As teaching aid
Kata were originally used to preserve the techniques and history of kenjutsu for future generations. In the past, many ryu or schools of kendo and kenjutsu had their own set of kata that students used to learn. Kata were first unified in the Keishicho Gekken Kata or Police Department Attacking Motion Kendo Kata, when exemplary kenshi were hired to standardize kata instruction in 1880. Nihon Kendo Kata were finalized in 1912 for use in public school instruction. Modern usage of kata is as a teaching tool to learn strike techniques, attack intervals, body movement, sincerity and kigurai (pride).
Nihon Kendo Kata
In kendo kata, the teacher role always moves first. Both the student and teacher use bokken (木剣), except in some demonstrations which use blunted katana. The first seven kata use tachi, a long bokken, for both student and teacher. The last three kata use tachi for the teacher and kodachi, a shorter bokken, for the student. In general, mastery of the first three kata are required for advancement to 1-Kyu and more for Dan grades.
|Tachi vs. Tachi|
|Kata 1: Ippon-me|
|Kata 2: Nihon-me|
|Kata 3: Sanbon-me|
|Kata 4: Yonhon-me|
|Kata 5: Gohon-me|
|Kata 6: Roppon-me|
|Kata 7: Nanahon-me|
|Tachi vs. Kodachi|
|Kata 8: Ippon-me|
|Kata 9: Nihon-me|
|Kata 10: Sanbon-me|
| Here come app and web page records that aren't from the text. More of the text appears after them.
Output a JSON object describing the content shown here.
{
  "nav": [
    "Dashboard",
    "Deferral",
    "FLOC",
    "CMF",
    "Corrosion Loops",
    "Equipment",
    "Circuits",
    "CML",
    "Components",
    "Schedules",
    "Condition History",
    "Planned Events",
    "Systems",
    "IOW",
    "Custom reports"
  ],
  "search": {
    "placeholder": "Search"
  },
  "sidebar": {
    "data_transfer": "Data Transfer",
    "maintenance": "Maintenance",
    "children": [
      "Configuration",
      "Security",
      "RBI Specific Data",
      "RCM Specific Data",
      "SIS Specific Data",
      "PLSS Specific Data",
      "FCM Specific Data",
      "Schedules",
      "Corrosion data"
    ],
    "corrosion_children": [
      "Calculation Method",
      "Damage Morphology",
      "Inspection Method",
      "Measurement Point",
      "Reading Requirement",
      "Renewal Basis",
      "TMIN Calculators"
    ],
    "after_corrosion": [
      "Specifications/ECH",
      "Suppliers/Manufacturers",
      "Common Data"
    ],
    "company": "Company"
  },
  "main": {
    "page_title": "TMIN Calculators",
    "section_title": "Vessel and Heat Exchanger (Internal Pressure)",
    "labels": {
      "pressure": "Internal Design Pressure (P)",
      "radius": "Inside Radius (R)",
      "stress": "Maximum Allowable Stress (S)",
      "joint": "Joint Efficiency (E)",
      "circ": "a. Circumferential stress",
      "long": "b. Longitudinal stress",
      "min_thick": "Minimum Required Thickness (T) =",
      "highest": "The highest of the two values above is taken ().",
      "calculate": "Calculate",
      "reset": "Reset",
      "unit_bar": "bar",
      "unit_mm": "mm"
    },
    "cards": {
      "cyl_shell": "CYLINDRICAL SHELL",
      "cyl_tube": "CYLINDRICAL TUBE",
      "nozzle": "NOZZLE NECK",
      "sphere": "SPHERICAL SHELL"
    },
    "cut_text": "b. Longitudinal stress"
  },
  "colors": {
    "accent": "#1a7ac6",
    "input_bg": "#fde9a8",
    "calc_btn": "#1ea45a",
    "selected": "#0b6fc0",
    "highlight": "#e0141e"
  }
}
There has been criticism of the Nihon Kendo Kata by kendoka due to continued usage of outdated forms. For example, kodachi are no longer used except when wielding two swords. This led to the development of Bokuto Ni Yoru Kendo Kihon-waza Keiko-ho.
Bokuto Ni Yoru Kendo Kihon-waza Keiko-ho
Bokuto Ni Yoru Kendo Kihon-waza Keiko-ho is a new form of bokken training that is directly translatable to bogu kendo. Bokuto Ni Yoru Kendo Kihon-waza Keiko-ho also facilitates learning the Nihon Kendo Kata, and because of this was adopted by the All Japan Kendo Federation for use in primary and secondary school. While Nihon Kendo Kata uses all five kamae, Bokuto Ni Yoru Kendo Kihon-waza Keiko-ho uses only Chūdan-no-kamae, the most common stance. Instead of student and teacher roles, there are the equal roles of Motodachi and Kakarite. The Motodachi receives the waza of the Kakarite. The first four waza are focused on attack initiation techniques, while the final five are focused on techniques for responding to an attack.
|Name and Technique||Strikes Used|
|Kihon 1: Ippon-uchi no waza||Men, Kote, Dō, Tsuki|
|Kihon 2: Renzoku no waza||Kote, Men|
|Kihon 3: Harai waza||Harai Men|
|Kihon 4: Hiki waza||Tsubazeriai kara no Hiki Doh|
|Kihon 5: Nuki waza||Men, Nuki Doh|
|Kihon 6: Suriage waza||Kote, Suriage Men|
|Kihon 7: Debana waza||Debana kote|
|Kihon 8: Kaeshi waza||Men, Kaeshi Migi-Doh|
|Kihon 9: Uchiotoshi waza||Doh uchiotoshi Men|
- "All Japan Kendo Federation: Nihon Kendo Kata". Kendo For Life, LLC. Retrieved 27 January 2015.
- Tasuke, Honda. "The History and Background of Japanese Kendo Kata". Stroud, Robert. York University. Retrieved 30 June 2015.
- "Nihon Kendo Kata". Cleveland Kendo Association. Retrieved 27 January 2015.
- Uchida, Mark (2003). "Bokuto Ni Yoru Kendo Kihon-waza Keiko-ho (Bokuto Application for Kendo Fundamental Technique Practice)". Mushinkan Dojo. Retrieved 27 January 2015.
- Quinlan, Stephen D . (May 19, 2014). "Nihon Kendo no Kata & Kihon Bokuto Waza" (PDF). Kingston Kendo Club. Retrieved 30 June 2015.